Required work:
Copy every line below. Do not alter any of them.

** Opening Given data block **

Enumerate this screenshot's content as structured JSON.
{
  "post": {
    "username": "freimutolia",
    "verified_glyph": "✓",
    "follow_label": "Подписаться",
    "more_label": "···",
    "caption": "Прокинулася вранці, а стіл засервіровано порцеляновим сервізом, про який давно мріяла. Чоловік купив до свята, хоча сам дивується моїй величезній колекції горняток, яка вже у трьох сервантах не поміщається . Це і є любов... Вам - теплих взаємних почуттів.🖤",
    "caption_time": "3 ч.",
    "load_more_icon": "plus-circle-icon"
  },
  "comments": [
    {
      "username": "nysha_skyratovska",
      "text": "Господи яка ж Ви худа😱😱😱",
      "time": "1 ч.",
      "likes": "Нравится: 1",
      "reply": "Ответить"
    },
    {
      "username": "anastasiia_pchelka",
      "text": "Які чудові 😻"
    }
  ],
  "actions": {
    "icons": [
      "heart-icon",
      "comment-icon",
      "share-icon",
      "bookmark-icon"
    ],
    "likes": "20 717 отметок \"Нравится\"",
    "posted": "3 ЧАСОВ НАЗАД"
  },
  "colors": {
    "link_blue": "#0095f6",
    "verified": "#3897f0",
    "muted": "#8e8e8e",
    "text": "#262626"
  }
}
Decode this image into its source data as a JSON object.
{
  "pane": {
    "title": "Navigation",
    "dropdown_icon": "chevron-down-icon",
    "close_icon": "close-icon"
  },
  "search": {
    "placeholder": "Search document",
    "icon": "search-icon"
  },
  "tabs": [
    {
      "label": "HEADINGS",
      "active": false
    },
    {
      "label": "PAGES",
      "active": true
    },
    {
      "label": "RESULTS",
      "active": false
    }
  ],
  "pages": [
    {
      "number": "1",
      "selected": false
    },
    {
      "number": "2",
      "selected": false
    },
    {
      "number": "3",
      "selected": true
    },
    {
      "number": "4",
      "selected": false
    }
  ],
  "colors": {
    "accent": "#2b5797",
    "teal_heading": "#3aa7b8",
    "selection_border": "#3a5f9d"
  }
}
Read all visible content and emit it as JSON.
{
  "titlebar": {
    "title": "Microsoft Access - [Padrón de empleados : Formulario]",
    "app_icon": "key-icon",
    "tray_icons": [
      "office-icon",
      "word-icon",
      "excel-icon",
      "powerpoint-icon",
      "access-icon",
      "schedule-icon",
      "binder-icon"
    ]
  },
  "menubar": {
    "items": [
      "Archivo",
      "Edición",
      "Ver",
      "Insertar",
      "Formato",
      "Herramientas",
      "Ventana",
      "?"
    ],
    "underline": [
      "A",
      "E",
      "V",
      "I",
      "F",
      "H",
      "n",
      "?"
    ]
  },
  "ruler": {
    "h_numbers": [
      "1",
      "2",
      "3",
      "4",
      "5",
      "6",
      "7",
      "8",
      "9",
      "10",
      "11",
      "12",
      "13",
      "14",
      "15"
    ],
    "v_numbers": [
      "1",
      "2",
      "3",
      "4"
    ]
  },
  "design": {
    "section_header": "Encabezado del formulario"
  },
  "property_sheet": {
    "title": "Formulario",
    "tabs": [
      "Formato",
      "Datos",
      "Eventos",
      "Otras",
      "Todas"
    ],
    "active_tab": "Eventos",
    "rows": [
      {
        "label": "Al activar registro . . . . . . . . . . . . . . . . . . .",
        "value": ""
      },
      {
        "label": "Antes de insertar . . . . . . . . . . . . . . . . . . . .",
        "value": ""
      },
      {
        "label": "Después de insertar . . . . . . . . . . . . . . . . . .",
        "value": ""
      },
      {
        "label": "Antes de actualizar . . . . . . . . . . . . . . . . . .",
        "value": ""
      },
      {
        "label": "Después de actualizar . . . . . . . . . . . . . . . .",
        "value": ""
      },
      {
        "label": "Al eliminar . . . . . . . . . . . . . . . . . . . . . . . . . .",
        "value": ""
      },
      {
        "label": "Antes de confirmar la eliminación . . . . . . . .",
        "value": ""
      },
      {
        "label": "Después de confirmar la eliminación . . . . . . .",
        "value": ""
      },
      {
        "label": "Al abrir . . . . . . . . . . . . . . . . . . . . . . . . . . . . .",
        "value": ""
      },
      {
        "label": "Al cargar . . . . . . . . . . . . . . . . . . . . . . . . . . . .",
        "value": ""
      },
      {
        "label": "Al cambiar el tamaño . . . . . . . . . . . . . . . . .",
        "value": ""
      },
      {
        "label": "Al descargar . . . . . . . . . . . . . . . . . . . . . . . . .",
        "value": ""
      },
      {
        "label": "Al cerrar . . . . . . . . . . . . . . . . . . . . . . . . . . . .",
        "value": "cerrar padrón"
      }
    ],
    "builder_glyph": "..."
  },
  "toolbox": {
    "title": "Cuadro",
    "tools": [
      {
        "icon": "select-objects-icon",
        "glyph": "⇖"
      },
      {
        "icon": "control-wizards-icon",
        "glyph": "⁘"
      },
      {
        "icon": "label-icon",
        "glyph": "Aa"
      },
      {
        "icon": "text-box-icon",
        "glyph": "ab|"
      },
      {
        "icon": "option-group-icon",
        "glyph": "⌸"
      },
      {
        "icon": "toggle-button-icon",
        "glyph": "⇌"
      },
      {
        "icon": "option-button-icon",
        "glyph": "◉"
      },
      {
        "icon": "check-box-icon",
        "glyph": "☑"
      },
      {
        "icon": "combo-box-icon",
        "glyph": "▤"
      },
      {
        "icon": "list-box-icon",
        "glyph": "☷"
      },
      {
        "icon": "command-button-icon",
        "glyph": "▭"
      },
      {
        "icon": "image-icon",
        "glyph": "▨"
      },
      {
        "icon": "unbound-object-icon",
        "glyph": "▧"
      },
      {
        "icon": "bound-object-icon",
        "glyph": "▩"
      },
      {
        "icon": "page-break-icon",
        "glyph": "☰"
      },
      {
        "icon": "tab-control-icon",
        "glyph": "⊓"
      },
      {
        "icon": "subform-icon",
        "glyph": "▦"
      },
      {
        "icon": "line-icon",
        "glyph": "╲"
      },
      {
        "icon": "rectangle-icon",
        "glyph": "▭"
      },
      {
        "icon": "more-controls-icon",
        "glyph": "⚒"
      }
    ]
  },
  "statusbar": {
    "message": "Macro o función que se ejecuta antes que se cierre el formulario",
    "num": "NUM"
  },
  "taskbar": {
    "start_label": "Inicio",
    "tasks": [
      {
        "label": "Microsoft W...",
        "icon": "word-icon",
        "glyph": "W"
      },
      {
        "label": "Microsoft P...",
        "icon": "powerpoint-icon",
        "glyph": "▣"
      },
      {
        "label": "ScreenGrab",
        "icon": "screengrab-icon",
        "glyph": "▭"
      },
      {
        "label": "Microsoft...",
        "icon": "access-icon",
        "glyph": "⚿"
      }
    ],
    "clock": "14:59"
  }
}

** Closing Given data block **

Solution for this problem:
Enumerate this screenshot's content as structured JSON.
{
  "post": {
    "username": "freimutolia",
    "verified_glyph": "✓",
    "follow_label": "Подписаться",
    "more_label": "···",
    "caption": "Прокинулася вранці, а стіл засервіровано порцеляновим сервізом, про який давно мріяла. Чоловік купив до свята, хоча сам дивується моїй величезній колекції горняток, яка вже у трьох сервантах не поміщається . Це і є любов... Вам - теплих взаємних почуттів.🖤",
    "caption_time": "3 ч.",
    "load_more_icon": "plus-circle-icon"
  },
  "comments": [
    {
      "username": "nysha_skyratovska",
      "text": "Господи яка ж Ви худа😱😱😱",
      "time": "1 ч.",
      "likes": "Нравится: 1",
      "reply": "Ответить"
    },
    {
      "username": "anastasiia_pchelka",
      "text": "Які чудові 😻"
    }
  ],
  "actions": {
    "icons": [
      "heart-icon",
      "comment-icon",
      "share-icon",
      "bookmark-icon"
    ],
    "likes": "20 717 отметок \"Нравится\"",
    "posted": "3 ЧАСОВ НАЗАД"
  },
  "colors": {
    "link_blue": "#0095f6",
    "verified": "#3897f0",
    "muted": "#8e8e8e",
    "text": "#262626"
  }
}
Decode this image into its source data as a JSON object.
{
  "pane": {
    "title": "Navigation",
    "dropdown_icon": "chevron-down-icon",
    "close_icon": "close-icon"
  },
  "search": {
    "placeholder": "Search document",
    "icon": "search-icon"
  },
  "tabs": [
    {
      "label": "HEADINGS",
      "active": false
    },
    {
      "label": "PAGES",
      "active": true
    },
    {
      "label": "RESULTS",
      "active": false
    }
  ],
  "pages": [
    {
      "number": "1",
      "selected": false
    },
    {
      "number": "2",
      "selected": false
    },
    {
      "number": "3",
      "selected": true
    },
    {
      "number": "4",
      "selected": false
    }
  ],
  "colors": {
    "accent": "#2b5797",
    "teal_heading": "#3aa7b8",
    "selection_border": "#3a5f9d"
  }
}
Read all visible content and emit it as JSON.
{
  "titlebar": {
    "title": "Microsoft Access - [Padrón de empleados : Formulario]",
    "app_icon": "key-icon",
    "tray_icons": [
      "office-icon",
      "word-icon",
      "excel-icon",
      "powerpoint-icon",
      "access-icon",
      "schedule-icon",
      "binder-icon"
    ]
  },
  "menubar": {
    "items": [
      "Archivo",
      "Edición",
      "Ver",
      "Insertar",
      "Formato",
      "Herramientas",
      "Ventana",
      "?"
    ],
    "underline": [
      "A",
      "E",
      "V",
      "I",
      "F",
      "H",
      "n",
      "?"
    ]
  },
  "ruler": {
    "h_numbers": [
      "1",
      "2",
      "3",
      "4",
      "5",
      "6",
      "7",
      "8",
      "9",
      "10",
      "11",
      "12",
      "13",
      "14",
      "15"
    ],
    "v_numbers": [
      "1",
      "2",
      "3",
      "4"
    ]
  },
  "design": {
    "section_header": "Encabezado del formulario"
  },
  "property_sheet": {
    "title": "Formulario",
    "tabs": [
      "Formato",
      "Datos",
      "Eventos",
      "Otras",
      "Todas"
    ],
    "active_tab": "Eventos",
    "rows": [
      {
        "label": "Al activar registro . . . . . . . . . . . . . . . . . . .",
        "value": ""
      },
      {
        "label": "Antes de insertar . . . . . . . . . . . . . . . . . . . .",
        "value": ""
      },
      {
        "label": "Después de insertar . . . . . . . . . . . . . . . . . .",
        "value": ""
      },
      {
        "label": "Antes de actualizar . . . . . . . . . . . . . . . . . .",
        "value": ""
      },
      {
        "label": "Después de actualizar . . . . . . . . . . . . . . . .",
        "value": ""
      },
      {
        "label": "Al eliminar . . . . . . . . . . . . . . . . . . . . . . . . . .",
        "value": ""
      },
      {
        "label": "Antes de confirmar la eliminación . . . . . . . .",
        "value": ""
      },
      {
        "label": "Después de confirmar la eliminación . . . . . . .",
        "value": ""
      },
      {
        "label": "Al abrir . . . . . . . . . . . . . . . . . . . . . . . . . . . . .",
        "value": ""
      },
      {
        "label": "Al cargar . . . . . . . . . . . . . . . . . . . . . . . . . . . .",
        "value": ""
      },
      {
        "label": "Al cambiar el tamaño . . . . . . . . . . . . . . . . .",
        "value": ""
      },
      {
        "label": "Al descargar . . . . . . . . . . . . . . . . . . . . . . . . .",
        "value": ""
      },
      {
        "label": "Al cerrar . . . . . . . . . . . . . . . . . . . . . . . . . . . .",
        "value": "cerrar padrón"
      }
    ],
    "builder_glyph": "..."
  },
  "toolbox": {
    "title": "Cuadro",
    "tools": [
      {
        "icon": "select-objects-icon",
        "glyph": "⇖"
      },
      {
        "icon": "control-wizards-icon",
        "glyph": "⁘"
      },
      {
        "icon": "label-icon",
        "glyph": "Aa"
      },
      {
        "icon": "text-box-icon",
        "glyph": "ab|"
      },
      {
        "icon": "option-group-icon",
        "glyph": "⌸"
      },
      {
        "icon": "toggle-button-icon",
        "glyph": "⇌"
      },
      {
        "icon": "option-button-icon",
        "glyph": "◉"
      },
      {
        "icon": "check-box-icon",
        "glyph": "☑"
      },
      {
        "icon": "combo-box-icon",
        "glyph": "▤"
      },
      {
        "icon": "list-box-icon",
        "glyph": "☷"
      },
      {
        "icon": "command-button-icon",
        "glyph": "▭"
      },
      {
        "icon": "image-icon",
        "glyph": "▨"
      },
      {
        "icon": "unbound-object-icon",
        "glyph": "▧"
      },
      {
        "icon": "bound-object-icon",
        "glyph": "▩"
      },
      {
        "icon": "page-break-icon",
        "glyph": "☰"
      },
      {
        "icon": "tab-control-icon",
        "glyph": "⊓"
      },
      {
        "icon": "subform-icon",
        "glyph": "▦"
      },
      {
        "icon": "line-icon",
        "glyph": "╲"
      },
      {
        "icon": "rectangle-icon",
        "glyph": "▭"
      },
      {
        "icon": "more-controls-icon",
        "glyph": "⚒"
      }
    ]
  },
  "statusbar": {
    "message": "Macro o función que se ejecuta antes que se cierre el formulario",
    "num": "NUM"
  },
  "taskbar": {
    "start_label": "Inicio",
    "tasks": [
      {
        "label": "Microsoft W...",
        "icon": "word-icon",
        "glyph": "W"
      },
      {
        "label": "Microsoft P...",
        "icon": "powerpoint-icon",
        "glyph": "▣"
      },
      {
        "label": "ScreenGrab",
        "icon": "screengrab-icon",
        "glyph": "▭"
      },
      {
        "label": "Microsoft...",
        "icon": "access-icon",
        "glyph": "⚿"
      }
    ],
    "clock": "14:59"
  }
}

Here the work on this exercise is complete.